§ TASK GOAL: Extract each line of the data below exactly as written.

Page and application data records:
■ ■ ■
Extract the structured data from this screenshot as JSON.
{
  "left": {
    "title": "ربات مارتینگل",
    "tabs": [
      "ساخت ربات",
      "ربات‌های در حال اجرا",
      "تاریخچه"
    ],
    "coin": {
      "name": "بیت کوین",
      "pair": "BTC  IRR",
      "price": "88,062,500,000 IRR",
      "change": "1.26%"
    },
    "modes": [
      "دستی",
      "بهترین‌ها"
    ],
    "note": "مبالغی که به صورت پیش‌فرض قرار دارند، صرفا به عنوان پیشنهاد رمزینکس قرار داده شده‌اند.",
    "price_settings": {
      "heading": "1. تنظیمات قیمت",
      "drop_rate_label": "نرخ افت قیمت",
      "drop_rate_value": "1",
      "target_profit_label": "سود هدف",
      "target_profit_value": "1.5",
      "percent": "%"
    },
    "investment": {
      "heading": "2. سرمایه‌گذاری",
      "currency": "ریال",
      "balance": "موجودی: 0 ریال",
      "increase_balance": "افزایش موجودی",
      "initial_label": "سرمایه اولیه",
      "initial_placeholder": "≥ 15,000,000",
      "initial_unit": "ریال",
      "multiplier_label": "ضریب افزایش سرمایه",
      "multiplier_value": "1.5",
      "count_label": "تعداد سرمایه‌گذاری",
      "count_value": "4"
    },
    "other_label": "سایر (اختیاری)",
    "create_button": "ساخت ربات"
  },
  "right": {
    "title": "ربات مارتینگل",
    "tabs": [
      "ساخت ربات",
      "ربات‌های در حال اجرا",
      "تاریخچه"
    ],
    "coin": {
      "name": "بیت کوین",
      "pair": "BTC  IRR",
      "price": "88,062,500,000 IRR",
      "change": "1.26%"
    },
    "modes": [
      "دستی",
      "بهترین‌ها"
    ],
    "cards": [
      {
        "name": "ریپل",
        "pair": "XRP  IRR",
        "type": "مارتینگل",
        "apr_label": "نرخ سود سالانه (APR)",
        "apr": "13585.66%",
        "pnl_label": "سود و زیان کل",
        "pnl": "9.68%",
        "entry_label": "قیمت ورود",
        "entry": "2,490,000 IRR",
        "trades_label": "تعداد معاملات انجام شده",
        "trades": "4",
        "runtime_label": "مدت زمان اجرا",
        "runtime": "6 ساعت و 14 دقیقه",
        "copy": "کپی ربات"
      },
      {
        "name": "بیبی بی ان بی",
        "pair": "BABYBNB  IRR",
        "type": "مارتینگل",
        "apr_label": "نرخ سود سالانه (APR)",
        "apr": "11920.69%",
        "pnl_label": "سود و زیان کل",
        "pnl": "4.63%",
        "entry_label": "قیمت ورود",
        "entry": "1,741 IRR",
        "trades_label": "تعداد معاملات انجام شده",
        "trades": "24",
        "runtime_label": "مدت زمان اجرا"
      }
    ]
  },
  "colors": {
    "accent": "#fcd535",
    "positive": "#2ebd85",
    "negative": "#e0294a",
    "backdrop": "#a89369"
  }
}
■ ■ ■
§ RESULT:
Extract the structured data from this screenshot as JSON.
{
  "left": {
    "title": "ربات مارتینگل",
    "tabs": [
      "ساخت ربات",
      "ربات‌های در حال اجرا",
      "تاریخچه"
    ],
    "coin": {
      "name": "بیت کوین",
      "pair": "BTC  IRR",
      "price": "88,062,500,000 IRR",
      "change": "1.26%"
    },
    "modes": [
      "دستی",
      "بهترین‌ها"
    ],
    "note": "مبالغی که به صورت پیش‌فرض قرار دارند، صرفا به عنوان پیشنهاد رمزینکس قرار داده شده‌اند.",
    "price_settings": {
      "heading": "1. تنظیمات قیمت",
      "drop_rate_label": "نرخ افت قیمت",
      "drop_rate_value": "1",
      "target_profit_label": "سود هدف",
      "target_profit_value": "1.5",
      "percent": "%"
    },
    "investment": {
      "heading": "2. سرمایه‌گذاری",
      "currency": "ریال",
      "balance": "موجودی: 0 ریال",
      "increase_balance": "افزایش موجودی",
      "initial_label": "سرمایه اولیه",
      "initial_placeholder": "≥ 15,000,000",
      "initial_unit": "ریال",
      "multiplier_label": "ضریب افزایش سرمایه",
      "multiplier_value": "1.5",
      "count_label": "تعداد سرمایه‌گذاری",
      "count_value": "4"
    },
    "other_label": "سایر (اختیاری)",
    "create_button": "ساخت ربات"
  },
  "right": {
    "title": "ربات مارتینگل",
    "tabs": [
      "ساخت ربات",
      "ربات‌های در حال اجرا",
      "تاریخچه"
    ],
    "coin": {
      "name": "بیت کوین",
      "pair": "BTC  IRR",
      "price": "88,062,500,000 IRR",
      "change": "1.26%"
    },
    "modes": [
      "دستی",
      "بهترین‌ها"
    ],
    "cards": [
      {
        "name": "ریپل",
        "pair": "XRP  IRR",
        "type": "مارتینگل",
        "apr_label": "نرخ سود سالانه (APR)",
        "apr": "13585.66%",
        "pnl_label": "سود و زیان کل",
        "pnl": "9.68%",
        "entry_label": "قیمت ورود",
        "entry": "2,490,000 IRR",
        "trades_label": "تعداد معاملات انجام شده",
        "trades": "4",
        "runtime_label": "مدت زمان اجرا",
        "runtime": "6 ساعت و 14 دقیقه",
        "copy": "کپی ربات"
      },
      {
        "name": "بیبی بی ان بی",
        "pair": "BABYBNB  IRR",
        "type": "مارتینگل",
        "apr_label": "نرخ سود سالانه (APR)",
        "apr": "11920.69%",
        "pnl_label": "سود و زیان کل",
        "pnl": "4.63%",
        "entry_label": "قیمت ورود",
        "entry": "1,741 IRR",
        "trades_label": "تعداد معاملات انجام شده",
        "trades": "24",
        "runtime_label": "مدت زمان اجرا"
      }
    ]
  },
  "colors": {
    "accent": "#fcd535",
    "positive": "#2ebd85",
    "negative": "#e0294a",
    "backdrop": "#a89369"
  }
}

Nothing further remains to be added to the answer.